Australia is rich in natural resources which include iron ore, coal, bauxite, mineral sands, manganese, zinc, lead, nickel, copper, tin, silver, gold, gem and near gem diamonds, industrial diamonds, opals, sapphires, petroleum and natural gas. Australia produces two-thirds of its petroleum needs and more than enough natural gas. Some refined petroleum products are exported to New Zealand and countries of the Pacific and South-East Asia, while over two-thirds of LPG produced is exported to Japan. Coal fields include those at Wollongong, Lithgow and the Hunter Valley in New South Wales, and Queensland. Australia is the world's largest exporter of black coal, bauxite, lead, diamonds and mineral sands; the second largest exporter of alumina, iron ore and uranium; and the third largest exporter of aluminium and gold.



Drilling off the coast of Victoria


Coal was discovered near Sydney as early as 1792, however development of the coalfields was slow until the introduction of steam railways, steamships and the use of gas near the end of the 19th century.

The manufacture of iron and steel products is Australia's largest secondary industry. Australia is the world's largest exporter of iron ore and the second largest producer, credited with about 12% of world output. The ore is extracted by open-cut mining and Australian mines have a total capacity to produce 120,000,000 tonnes each year. The iron and steel industry is strongly export orientated and only about 10% of all ore produced is held for domestic use. Japan is the major importer, taking more than half of the total annual output.



Coal Mining, Queensland


Gold was discovered as early as 1823, however news of its existence was suppressed due to fear of a convict uprising.

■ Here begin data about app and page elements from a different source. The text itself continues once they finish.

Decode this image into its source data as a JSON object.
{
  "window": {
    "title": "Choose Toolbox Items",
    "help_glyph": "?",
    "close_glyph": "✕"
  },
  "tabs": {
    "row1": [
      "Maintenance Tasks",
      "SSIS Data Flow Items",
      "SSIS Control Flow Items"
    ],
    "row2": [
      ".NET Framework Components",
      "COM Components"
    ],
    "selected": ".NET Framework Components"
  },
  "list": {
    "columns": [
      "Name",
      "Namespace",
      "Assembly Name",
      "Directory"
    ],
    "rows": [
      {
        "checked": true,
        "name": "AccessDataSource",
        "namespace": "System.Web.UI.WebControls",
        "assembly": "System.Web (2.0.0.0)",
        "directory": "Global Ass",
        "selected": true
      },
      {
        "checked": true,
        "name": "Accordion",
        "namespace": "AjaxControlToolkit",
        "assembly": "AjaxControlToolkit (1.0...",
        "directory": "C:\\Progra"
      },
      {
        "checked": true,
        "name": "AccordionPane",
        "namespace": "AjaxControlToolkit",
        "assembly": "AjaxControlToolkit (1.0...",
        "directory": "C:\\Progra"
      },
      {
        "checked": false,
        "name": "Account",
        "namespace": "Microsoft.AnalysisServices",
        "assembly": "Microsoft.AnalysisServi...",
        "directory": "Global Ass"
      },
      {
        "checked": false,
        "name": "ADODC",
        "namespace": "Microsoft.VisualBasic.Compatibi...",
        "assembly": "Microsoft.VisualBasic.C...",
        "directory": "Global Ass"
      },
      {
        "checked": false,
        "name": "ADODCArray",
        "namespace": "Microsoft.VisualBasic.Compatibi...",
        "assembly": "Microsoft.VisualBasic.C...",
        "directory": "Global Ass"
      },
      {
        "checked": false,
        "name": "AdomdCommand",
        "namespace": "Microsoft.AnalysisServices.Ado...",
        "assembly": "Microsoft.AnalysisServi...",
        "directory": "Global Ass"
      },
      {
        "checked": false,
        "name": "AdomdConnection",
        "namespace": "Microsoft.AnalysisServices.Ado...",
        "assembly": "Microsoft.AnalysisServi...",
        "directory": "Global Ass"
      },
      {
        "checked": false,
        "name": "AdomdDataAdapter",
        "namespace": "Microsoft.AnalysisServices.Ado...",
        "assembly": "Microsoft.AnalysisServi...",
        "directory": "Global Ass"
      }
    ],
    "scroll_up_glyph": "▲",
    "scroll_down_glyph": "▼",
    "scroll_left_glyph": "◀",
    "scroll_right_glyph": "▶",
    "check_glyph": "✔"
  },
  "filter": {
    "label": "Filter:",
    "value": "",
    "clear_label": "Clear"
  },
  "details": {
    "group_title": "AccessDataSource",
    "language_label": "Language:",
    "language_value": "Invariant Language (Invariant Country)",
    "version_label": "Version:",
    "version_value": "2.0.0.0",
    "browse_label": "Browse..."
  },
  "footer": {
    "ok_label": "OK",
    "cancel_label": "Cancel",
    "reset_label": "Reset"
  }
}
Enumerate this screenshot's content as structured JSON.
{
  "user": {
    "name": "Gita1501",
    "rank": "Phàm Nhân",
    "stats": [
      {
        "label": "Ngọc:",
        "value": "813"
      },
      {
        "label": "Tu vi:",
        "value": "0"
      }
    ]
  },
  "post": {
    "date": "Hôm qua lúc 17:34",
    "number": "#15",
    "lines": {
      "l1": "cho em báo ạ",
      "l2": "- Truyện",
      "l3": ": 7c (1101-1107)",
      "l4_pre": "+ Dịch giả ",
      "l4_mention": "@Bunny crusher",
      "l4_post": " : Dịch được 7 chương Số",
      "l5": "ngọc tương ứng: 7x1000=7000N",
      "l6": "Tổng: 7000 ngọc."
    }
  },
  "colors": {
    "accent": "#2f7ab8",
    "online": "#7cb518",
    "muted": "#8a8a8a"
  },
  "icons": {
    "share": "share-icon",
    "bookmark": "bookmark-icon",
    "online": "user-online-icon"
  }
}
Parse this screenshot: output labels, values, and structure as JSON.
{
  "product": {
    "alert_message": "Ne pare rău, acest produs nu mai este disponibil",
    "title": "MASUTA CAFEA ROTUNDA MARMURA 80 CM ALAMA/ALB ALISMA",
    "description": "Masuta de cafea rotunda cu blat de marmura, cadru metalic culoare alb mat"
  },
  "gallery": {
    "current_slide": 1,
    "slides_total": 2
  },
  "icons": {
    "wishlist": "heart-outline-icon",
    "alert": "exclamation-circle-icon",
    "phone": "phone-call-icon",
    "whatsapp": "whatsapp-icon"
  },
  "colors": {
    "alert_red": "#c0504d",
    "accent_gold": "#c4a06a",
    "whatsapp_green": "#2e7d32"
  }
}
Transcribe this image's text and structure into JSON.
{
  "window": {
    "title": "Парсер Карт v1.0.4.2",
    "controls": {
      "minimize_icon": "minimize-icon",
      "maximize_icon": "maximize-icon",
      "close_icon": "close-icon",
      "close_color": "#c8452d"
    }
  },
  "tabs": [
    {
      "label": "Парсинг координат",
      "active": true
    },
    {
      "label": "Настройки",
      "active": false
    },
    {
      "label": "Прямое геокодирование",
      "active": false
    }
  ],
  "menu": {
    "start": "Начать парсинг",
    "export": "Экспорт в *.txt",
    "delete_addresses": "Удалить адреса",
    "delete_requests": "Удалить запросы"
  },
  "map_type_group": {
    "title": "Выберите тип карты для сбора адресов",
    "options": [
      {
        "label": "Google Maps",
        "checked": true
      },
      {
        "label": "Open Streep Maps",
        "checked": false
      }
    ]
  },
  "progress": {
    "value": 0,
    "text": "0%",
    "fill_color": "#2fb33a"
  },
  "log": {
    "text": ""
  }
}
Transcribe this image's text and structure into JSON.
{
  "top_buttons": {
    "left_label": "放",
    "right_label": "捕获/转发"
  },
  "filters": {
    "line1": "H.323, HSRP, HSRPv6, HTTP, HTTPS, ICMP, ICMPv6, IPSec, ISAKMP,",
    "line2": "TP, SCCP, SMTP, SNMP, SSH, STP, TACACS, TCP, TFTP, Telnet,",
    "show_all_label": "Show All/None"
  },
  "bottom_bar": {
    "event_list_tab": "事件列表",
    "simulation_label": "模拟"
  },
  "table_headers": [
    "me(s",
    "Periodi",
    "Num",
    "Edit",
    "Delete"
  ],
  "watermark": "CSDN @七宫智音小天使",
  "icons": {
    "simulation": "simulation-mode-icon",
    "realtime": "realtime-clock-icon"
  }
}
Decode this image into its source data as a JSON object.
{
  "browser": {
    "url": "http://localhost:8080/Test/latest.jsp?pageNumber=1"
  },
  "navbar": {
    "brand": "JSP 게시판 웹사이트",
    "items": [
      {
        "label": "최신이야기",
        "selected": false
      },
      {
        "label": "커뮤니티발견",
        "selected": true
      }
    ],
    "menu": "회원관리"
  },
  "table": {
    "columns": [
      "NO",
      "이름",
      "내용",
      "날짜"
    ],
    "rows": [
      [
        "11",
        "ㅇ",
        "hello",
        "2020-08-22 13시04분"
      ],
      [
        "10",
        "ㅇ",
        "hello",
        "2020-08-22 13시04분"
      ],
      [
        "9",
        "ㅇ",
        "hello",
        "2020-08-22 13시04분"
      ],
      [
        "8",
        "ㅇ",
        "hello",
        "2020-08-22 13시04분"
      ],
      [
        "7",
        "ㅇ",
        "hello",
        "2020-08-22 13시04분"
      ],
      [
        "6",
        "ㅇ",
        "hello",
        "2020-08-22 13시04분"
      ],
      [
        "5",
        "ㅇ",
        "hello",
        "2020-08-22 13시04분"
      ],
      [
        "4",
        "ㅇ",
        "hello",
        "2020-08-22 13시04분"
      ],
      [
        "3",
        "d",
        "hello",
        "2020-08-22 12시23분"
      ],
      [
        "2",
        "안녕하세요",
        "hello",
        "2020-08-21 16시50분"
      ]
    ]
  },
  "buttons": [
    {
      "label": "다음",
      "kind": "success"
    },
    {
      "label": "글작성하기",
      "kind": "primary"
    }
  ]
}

After convict transportation ended in 1840, the California gold rush of 1848 whetted interest and gold was again discovered at Summer Hill Creek, New South Wales in February 1851. In June 1851 gold was discovered at Ballarat, Victoria, in the 1870's at Palmer Field, Queensland, and the 1890's at Coolgardie and Kalgoorlie, Western Australia. Today the Kalgoorlie/Coolgardie area produces about half the Australian gold output.

As well as natural resources, Australia also produces wool, wheat and world class wines. Approximately 25% of the world's total wool comes from Australia - and is exported to Japan, the Soviet Union, Italy, France, West Germany and Czechoslovakia. The breeding of sheep for wool started as early as 1797 when Spanish merinos were imported by settlers like John Macarthur and William Cox. Macarthur was responsible, through his experiments in cross-breeding, for establishing wool as a major rural commodity.

Other exports of note include super swimmers, tennis champions, unbeatable cricketers, unsinkable yachtsmen, and fearsome Rugby players. Yes, Australia is a sporting nation !

Australia is a culturally diverse country. According to the Bureau of Statistics (yes we have one, too), the 1996 census reported that 3.9 million people had been born overseas, 3.8 million had one or both parents born overseas, 2.6 million spoke a language other than English at home, there were 92 religious denominations and 282 major languages spoken (including Italian, Greek, Cantonese, Arabic, Lebanese, Vietnamese, German, Mandarin, Spanish, Macedonian, Filipino, Croatian, Polish, Maltese, Turkish, Dutch, Flemish and 170 Aboriginal and Torres Strait Islander languages).

Where do most Immigrants come from ? According to past Census records,

  1993-7 1983-7 1973-7 1963-7  
  United Kingdom & Ireland 53,200 88,900 156,200 339,500  
  New Zealand 53,600 53,000 20,200 ...  
  Vietnam 21,000 40,100 ...   ...  
  Philippines 17,200 22,300 ...   ...  
  China 28,900 ... ...   ...  
  Hong Kong 19,500 ... ...   ...  
  South Africa ...   14,100 ...   ...  
  Poland ...   8,100 ...   ...  
  Yugoslavia ...   ...   18,100 33,600  
  Greece ...   ...   11,200 67,400  
  Lebanon ...   ...   21,900 ...  
  USA ...   ...   10,900 ...  
  Italy ... ...   ... 61,300  
  Malta ... ...   ... 19,400  
  Germany ... ... ... 17,700  

Information reproduced from the Australian Bureau of Statistics